Tony Bater (9/8/2010)
In a recent blog, Kalen Delaney said she is frequently asked why is there a need to understand the internals of SQL Server. I think this question illustrates why. The key to getting the right answer is an understanding of the sequence of events during the query processing - the HAVING clause is processed after the GROUP BY and acts on the result set from the earlier phases.
I learned this from Itzik Ben-Gan's book 'Inside Microsoft SQL Server 2008: T-SQL Querying'. Chapter 1, Logical Query Processing, has a great section on the sequence of events that occurs when the query processor gets to work. I really recommend this book to anyone who is struggling to understand the explanation for this QotD.
Strictly speaking, this is not about the internals of SQL Server, but about the logical stucture of T-SQL. First and foremost, you need to understand the logical schema, because that's the only way you can write code that fits the schema, as well as tell if a given coding problem is your error or Microsoft's :-P
The primary reason to understand the internals of SQL Server comes after that -- so you can know how to write queries that are not only logically correct, but that will perform well within the constraints of SQL Server and your environment.
In other words, you learn the logical process to write code that works, and then learn the actual internal process so you can write code that works well.

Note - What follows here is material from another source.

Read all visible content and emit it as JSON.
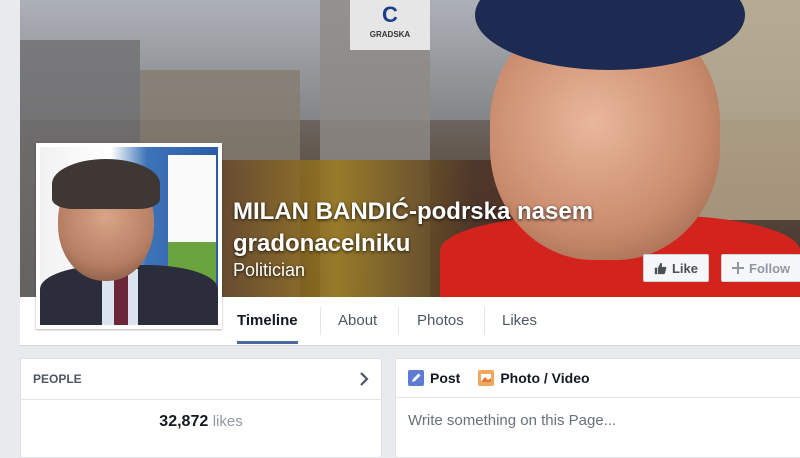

(Disclaimer: I got the question wrong, because I have much to learn about both subjects